CD: Surprisingly not and I was really presently surprised by that. My producer sent the script to his agent and he really responded to the script and the role. He’s just a very adventurous spirit so he wanted to travel to Jordan, he wanted to have that experience and he really wanted to go to Petra which was amazing. He was just fabulous. The moment he arrived in Jordan he just immersed himself in the culture and he wanted to just soak it all in. He was making friends right and left and he was having dinner with people he just met on the street. Within the first day of shooting, he knew everyone’s names. He was really just a special, special person and I’m so glad that he came over and wanted to be a part of that. People appreciated him so much for being so open in the culture.
BK: Alia Shawkat, who plays your sister Dalia, is also wonderful here, and she was also terrific in “The Moment” where she acted opposite Jennifer Jason Leigh. How did you go about casting her?
CD: Well I had worked with Alia on my first film, “Amreeka.” I was a huge fan of hers from “Arrested Development.” I just loved her. My executive producer on “Amreeka” actually told me that she’s half Iraqi which I had no idea, but I was very excited by that because I’m always looking to cast very authentically. So when I found that out I approached her for a role in my first feature, and when I met her she just so was that character in my first feature. When I worked with her I just absolutely loved her. We had a great time and we became friends and we kept in touch. When I conceived of the idea for “May in the Summer,” I immediately thought of her for the role of the sister, Dalia. She just has such a similar voice to that character; witty, sarcastic and subversive.

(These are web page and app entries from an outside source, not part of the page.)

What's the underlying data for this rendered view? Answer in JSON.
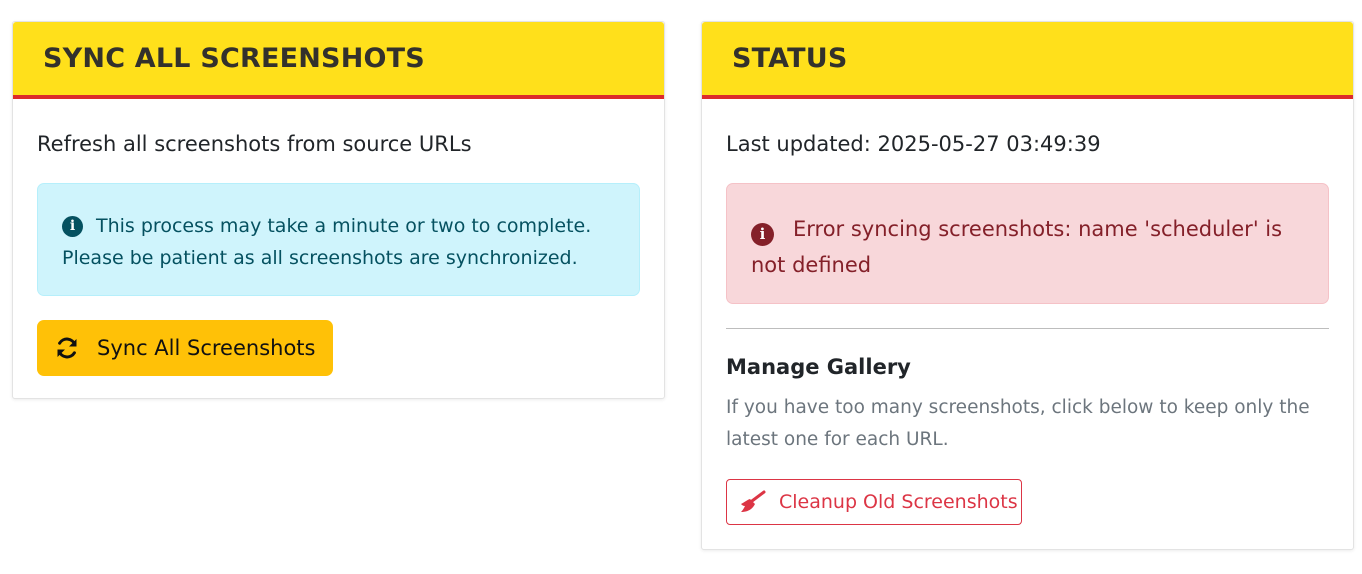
{
  "sync_card": {
    "title": "SYNC ALL SCREENSHOTS",
    "description": "Refresh all screenshots from source URLs",
    "info_line1": "This process may take a minute or two to complete.",
    "info_line2": "Please be patient as all screenshots are synchronized.",
    "info_icon": "info-circle-icon",
    "sync_button_label": "Sync All Screenshots",
    "sync_button_icon": "sync-icon"
  },
  "status_card": {
    "title": "STATUS",
    "last_updated_label": "Last updated:",
    "last_updated_value": "2025-05-27 03:49:39",
    "error_icon": "error-circle-icon",
    "error_message": "Error syncing screenshots: name 'scheduler' is not defined",
    "manage_title": "Manage Gallery",
    "manage_description": "If you have too many screenshots, click below to keep only the latest one for each URL.",
    "cleanup_button_label": "Cleanup Old Screenshots",
    "cleanup_button_icon": "broom-icon"
  },
  "colors": {
    "header_bg": "#ffe01b",
    "header_border": "#dc2b2b",
    "sync_button": "#ffc107",
    "info_bg": "#cff4fc",
    "danger_bg": "#f8d7da",
    "danger_text": "#842029",
    "cleanup_border": "#dc3545"
  }
}
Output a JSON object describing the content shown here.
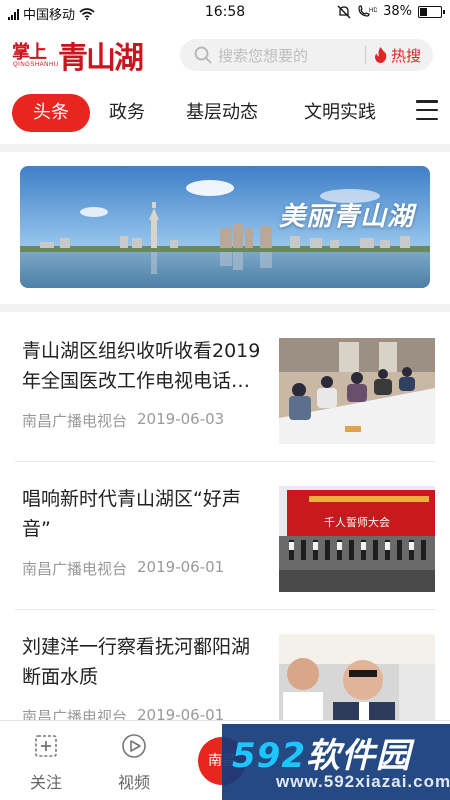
{
  "status_bar": {
    "carrier": "中国移动",
    "time": "16:58",
    "battery": "38%",
    "battery_level": 0.38
  },
  "header": {
    "logo_small": "掌上",
    "logo_pinyin": "QINGSHANHU",
    "logo_big": "青山湖",
    "search_placeholder": "搜索您想要的",
    "hot_label": "热搜"
  },
  "tabs": [
    {
      "label": "头条",
      "active": true
    },
    {
      "label": "政务"
    },
    {
      "label": "基层动态"
    },
    {
      "label": "文明实践"
    }
  ],
  "banner": {
    "title": "美丽青山湖"
  },
  "news": [
    {
      "title": "青山湖区组织收听收看2019年全国医改工作电视电话…",
      "source": "南昌广播电视台",
      "date": "2019-06-03"
    },
    {
      "title": "唱响新时代青山湖区“好声音”",
      "source": "南昌广播电视台",
      "date": "2019-06-01",
      "image_caption": "千人誓师大会"
    },
    {
      "title": "刘建洋一行察看抚河鄱阳湖断面水质",
      "source": "南昌广播电视台",
      "date": "2019-06-01"
    }
  ],
  "bottom_nav": {
    "items": [
      {
        "label": "关注",
        "icon": "plus-square-icon"
      },
      {
        "label": "视频",
        "icon": "play-circle-icon"
      }
    ],
    "center_label": "南昌"
  },
  "watermark": {
    "number": "592",
    "text": "软件园",
    "url": "www.592xiazai.com"
  },
  "colors": {
    "brand_red": "#e8251e",
    "logo_red": "#c9151e",
    "meta_gray": "#9a9a9a"
  }
}
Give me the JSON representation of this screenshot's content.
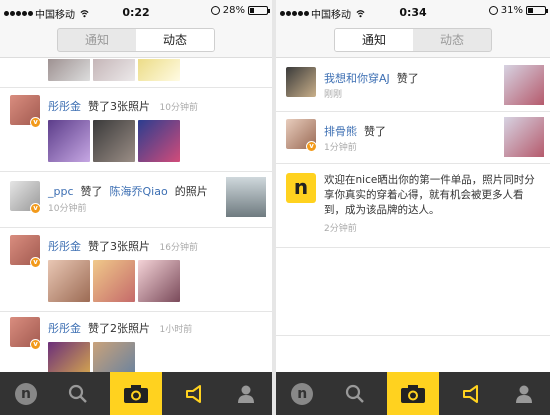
{
  "left": {
    "status": {
      "carrier": "中国移动",
      "time": "0:22",
      "battery": "28%",
      "battery_level": 0.28
    },
    "tabs": [
      {
        "label": "通知",
        "active": false
      },
      {
        "label": "动态",
        "active": true
      }
    ],
    "feed": [
      {
        "user": "彤彤金",
        "action": "赞了3张照片",
        "time": "10分钟前"
      },
      {
        "user": "_ppc",
        "action": "赞了",
        "target": "陈海乔Qiao",
        "suffix": "的照片",
        "time": "10分钟前"
      },
      {
        "user": "彤彤金",
        "action": "赞了3张照片",
        "time": "16分钟前"
      },
      {
        "user": "彤彤金",
        "action": "赞了2张照片",
        "time": "1小时前"
      }
    ]
  },
  "right": {
    "status": {
      "carrier": "中国移动",
      "time": "0:34",
      "battery": "31%",
      "battery_level": 0.31
    },
    "tabs": [
      {
        "label": "通知",
        "active": true
      },
      {
        "label": "动态",
        "active": false
      }
    ],
    "notifications": [
      {
        "user": "我想和你穿AJ",
        "action": "赞了",
        "time": "刚刚"
      },
      {
        "user": "排骨熊",
        "action": "赞了",
        "time": "1分钟前"
      },
      {
        "logo": "n",
        "message": "欢迎在nice晒出你的第一件单品，照片同时分享你真实的穿着心得，就有机会被更多人看到，成为该品牌的达人。",
        "time": "2分钟前"
      }
    ]
  },
  "colors": {
    "accent": "#ffd21f",
    "link": "#3d6fb3",
    "tabbar": "#333333",
    "badge": "#f29a1b"
  }
}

BK: Was there anything that you wanted to put into “May in the Summer” but were not able to for one reason or another?
CD: Well there are always things like that. You quickly realize when you’re making independent films that you have limited resources and there always comes a time when you have to make really painful decisions, and I definitely did on this film. I had to cut things out that I think would’ve added a lot of fabric and texture. There were a number of sequences, one where May goes downtown and we see a whole other part of the Middle East and we see it go from the really nice sort of upper-class neighborhood to the more downtown, shoddy kind of refugee camp neighborhoods. We are more used to seeing that probably on the news, and I wanted to show that transition and a little bit more of the society and give a little bit more of the political context of Jordan and the refugee situation. But ultimately the heart of the story is this family, and I had to keep the essence of that story. When I had to make those difficult decisions, Fort Lee a lot of that texture had to be cut out because we just didn’t have the time or the resources to capture it.
BK: My understanding is there’s a film industry growing in Jordan right now.
CD: Yeah that’s right, there’s definitely a burgeoning film industry. The Royal Film Commission in Jordan is great; they’ve been there for I think about 10 years now and they help facilitate production. They were enormously helpful to us and the crews are gaining a lot of experience. Kathryn Bigelow’s last two movies were shot there and a lot of the people I worked with worked on those movies. Also, John Stewart’s movie (“Rosewater”) was shot in Jordan which was another great experience for the country. It was exciting to be a part of that, to be a part of the really up-and-coming film community.
My thanks to Cherien Dabis for taking the time to talk with me. “May in the Summer” is now available to own and rent on DVD, Blu-ray, and Digital.